* [Task statement] Line by line, set down all the data below exactly, omitting any picture.

Entries from a dataset of interfaces:
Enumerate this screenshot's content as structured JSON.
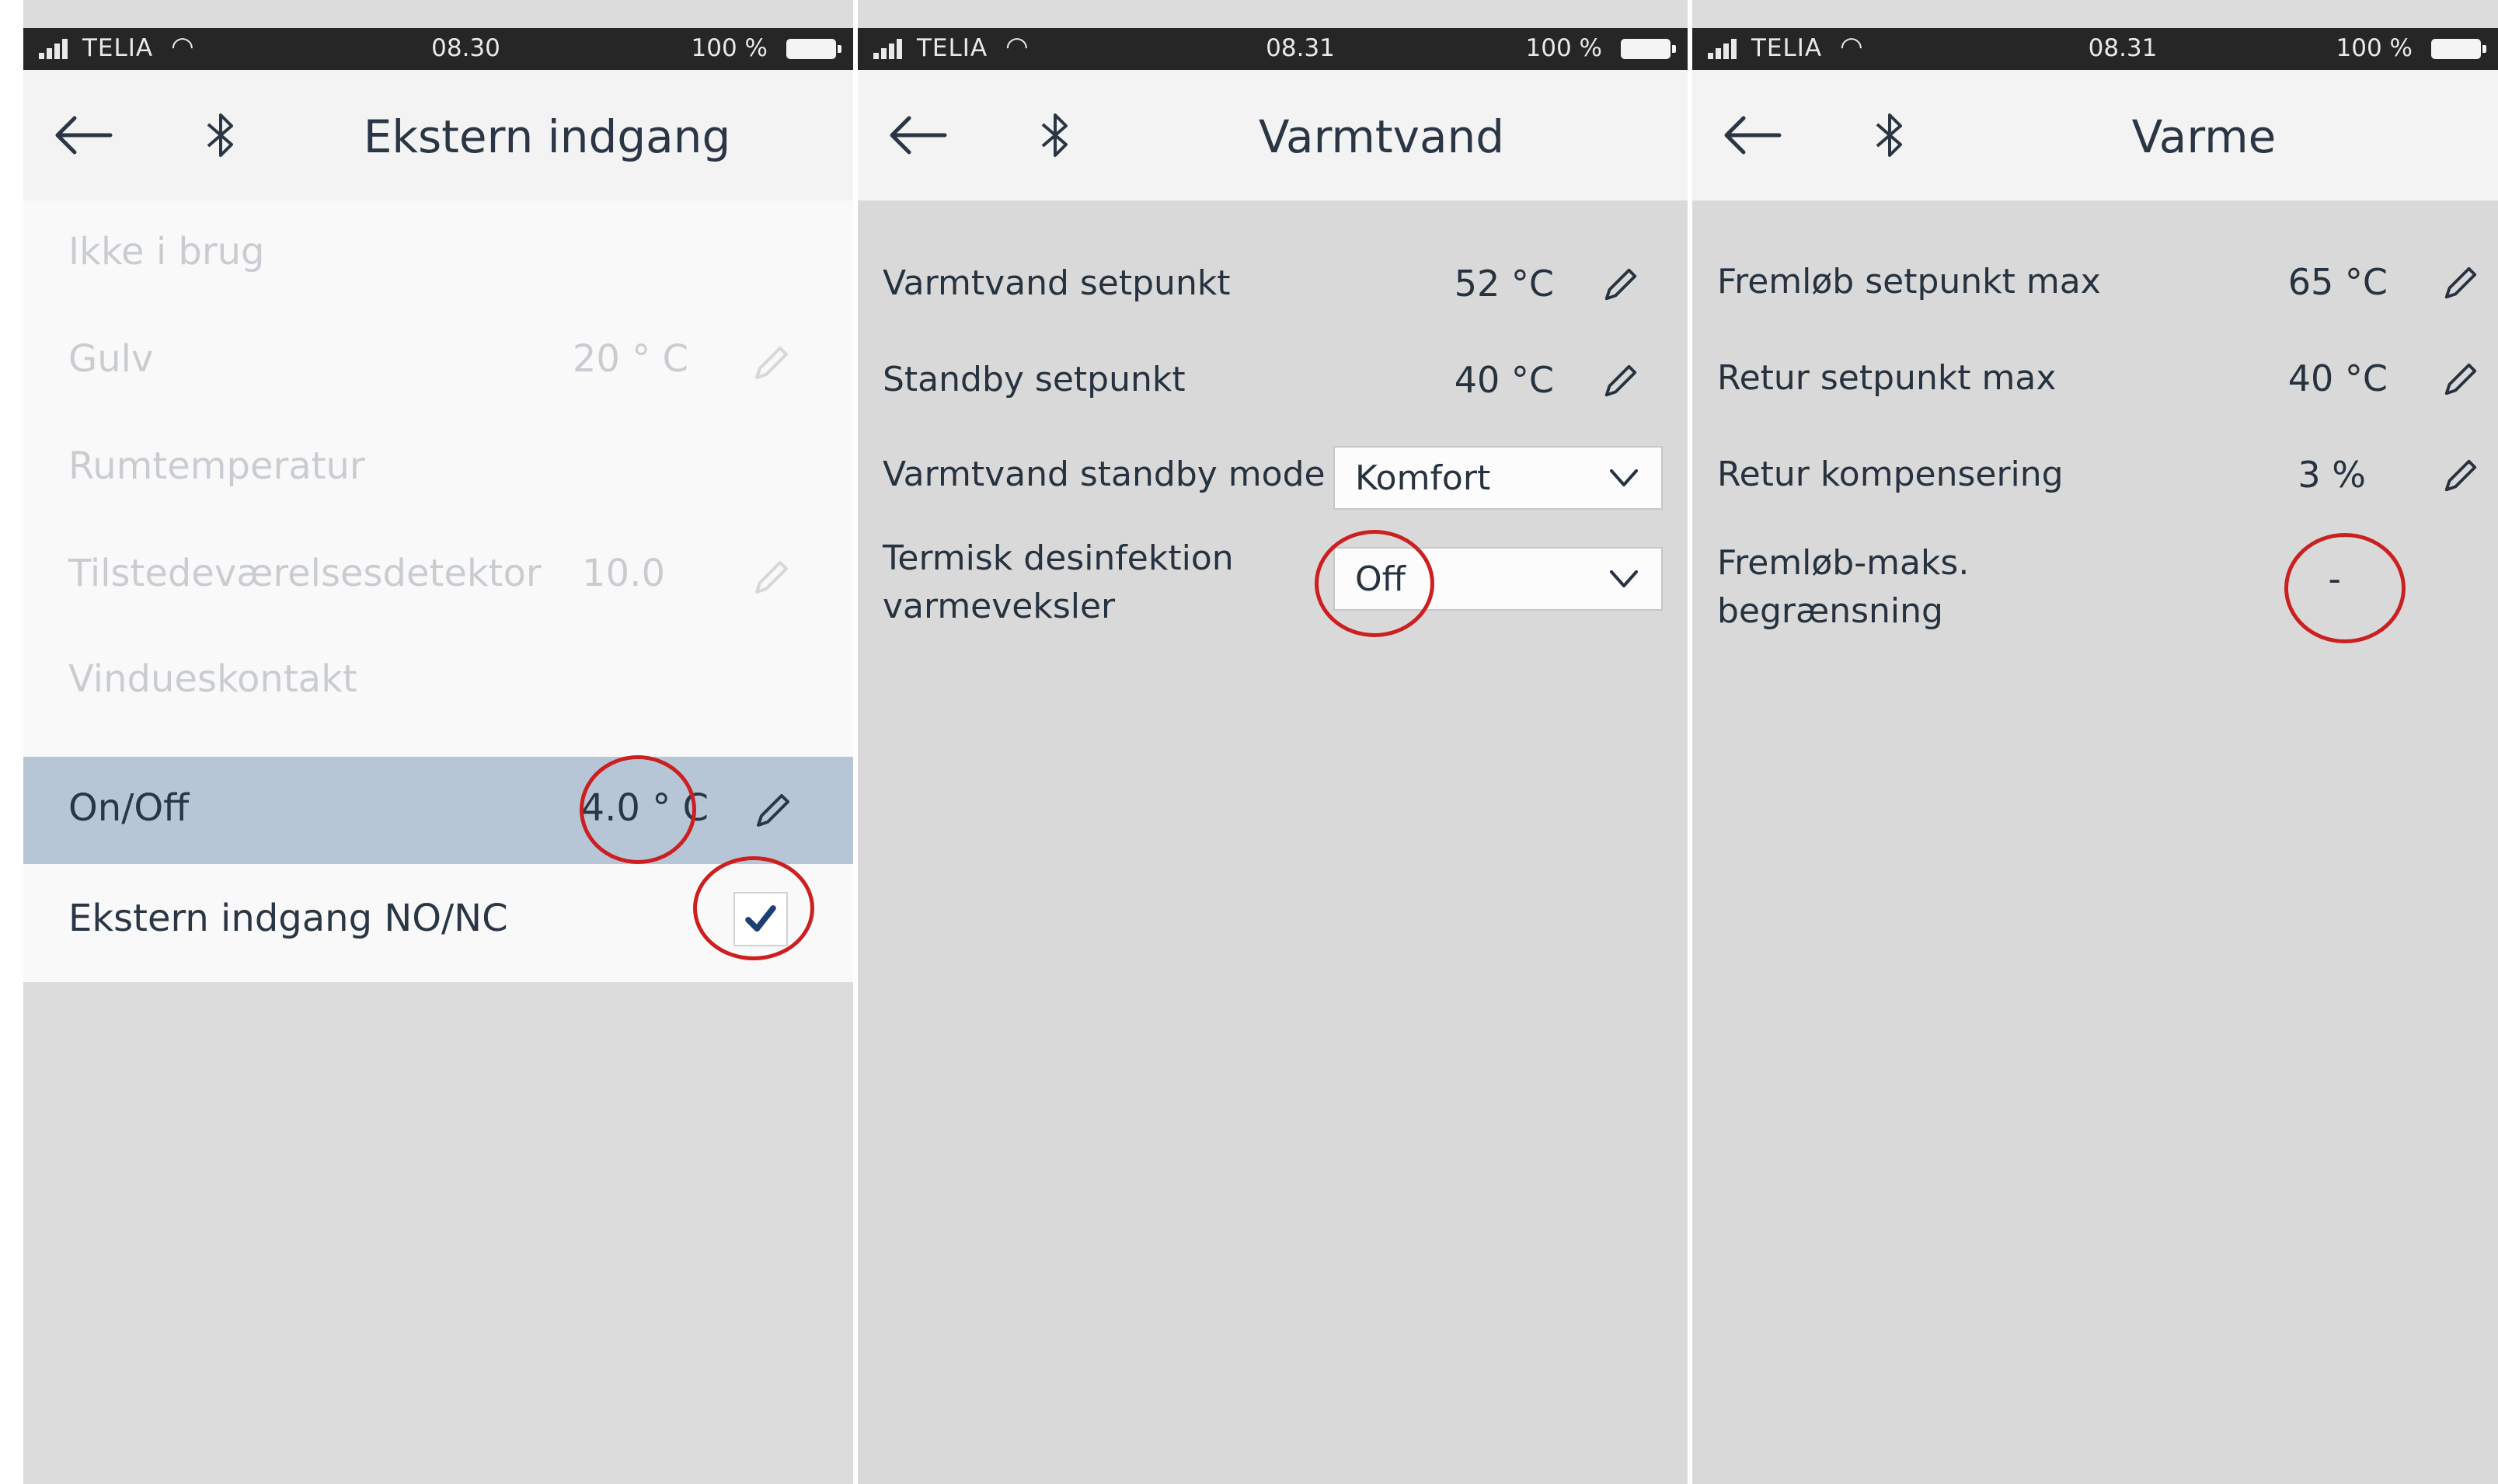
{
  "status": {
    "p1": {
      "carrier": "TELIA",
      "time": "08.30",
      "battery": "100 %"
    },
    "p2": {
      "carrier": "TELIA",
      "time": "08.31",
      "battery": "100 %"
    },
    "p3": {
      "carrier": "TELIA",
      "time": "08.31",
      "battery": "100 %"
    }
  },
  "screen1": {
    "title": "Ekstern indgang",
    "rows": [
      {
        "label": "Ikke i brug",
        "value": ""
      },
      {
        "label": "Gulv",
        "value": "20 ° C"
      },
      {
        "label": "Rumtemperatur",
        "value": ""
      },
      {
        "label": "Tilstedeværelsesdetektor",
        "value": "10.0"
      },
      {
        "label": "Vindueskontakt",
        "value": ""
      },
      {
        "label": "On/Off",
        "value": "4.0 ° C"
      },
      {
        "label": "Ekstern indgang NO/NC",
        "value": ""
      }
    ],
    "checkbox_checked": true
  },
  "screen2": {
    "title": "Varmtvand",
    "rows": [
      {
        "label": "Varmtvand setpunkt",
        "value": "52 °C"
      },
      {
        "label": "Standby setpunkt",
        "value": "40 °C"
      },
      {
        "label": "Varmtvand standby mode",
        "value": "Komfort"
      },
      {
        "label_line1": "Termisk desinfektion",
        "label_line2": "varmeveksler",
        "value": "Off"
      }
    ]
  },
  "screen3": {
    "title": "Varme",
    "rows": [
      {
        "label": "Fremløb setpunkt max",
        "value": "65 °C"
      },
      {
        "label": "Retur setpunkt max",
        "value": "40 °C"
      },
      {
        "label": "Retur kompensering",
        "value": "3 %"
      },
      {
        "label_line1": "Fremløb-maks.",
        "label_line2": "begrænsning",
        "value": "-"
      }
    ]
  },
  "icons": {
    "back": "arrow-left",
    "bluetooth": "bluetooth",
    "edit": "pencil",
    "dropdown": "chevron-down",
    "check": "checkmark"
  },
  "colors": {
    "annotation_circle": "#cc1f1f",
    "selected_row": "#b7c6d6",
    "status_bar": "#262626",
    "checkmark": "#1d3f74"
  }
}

* [Result]
Enumerate this screenshot's content as structured JSON.
{
  "status": {
    "p1": {
      "carrier": "TELIA",
      "time": "08.30",
      "battery": "100 %"
    },
    "p2": {
      "carrier": "TELIA",
      "time": "08.31",
      "battery": "100 %"
    },
    "p3": {
      "carrier": "TELIA",
      "time": "08.31",
      "battery": "100 %"
    }
  },
  "screen1": {
    "title": "Ekstern indgang",
    "rows": [
      {
        "label": "Ikke i brug",
        "value": ""
      },
      {
        "label": "Gulv",
        "value": "20 ° C"
      },
      {
        "label": "Rumtemperatur",
        "value": ""
      },
      {
        "label": "Tilstedeværelsesdetektor",
        "value": "10.0"
      },
      {
        "label": "Vindueskontakt",
        "value": ""
      },
      {
        "label": "On/Off",
        "value": "4.0 ° C"
      },
      {
        "label": "Ekstern indgang NO/NC",
        "value": ""
      }
    ],
    "checkbox_checked": true
  },
  "screen2": {
    "title": "Varmtvand",
    "rows": [
      {
        "label": "Varmtvand setpunkt",
        "value": "52 °C"
      },
      {
        "label": "Standby setpunkt",
        "value": "40 °C"
      },
      {
        "label": "Varmtvand standby mode",
        "value": "Komfort"
      },
      {
        "label_line1": "Termisk desinfektion",
        "label_line2": "varmeveksler",
        "value": "Off"
      }
    ]
  },
  "screen3": {
    "title": "Varme",
    "rows": [
      {
        "label": "Fremløb setpunkt max",
        "value": "65 °C"
      },
      {
        "label": "Retur setpunkt max",
        "value": "40 °C"
      },
      {
        "label": "Retur kompensering",
        "value": "3 %"
      },
      {
        "label_line1": "Fremløb-maks.",
        "label_line2": "begrænsning",
        "value": "-"
      }
    ]
  },
  "icons": {
    "back": "arrow-left",
    "bluetooth": "bluetooth",
    "edit": "pencil",
    "dropdown": "chevron-down",
    "check": "checkmark"
  },
  "colors": {
    "annotation_circle": "#cc1f1f",
    "selected_row": "#b7c6d6",
    "status_bar": "#262626",
    "checkmark": "#1d3f74"
  }
}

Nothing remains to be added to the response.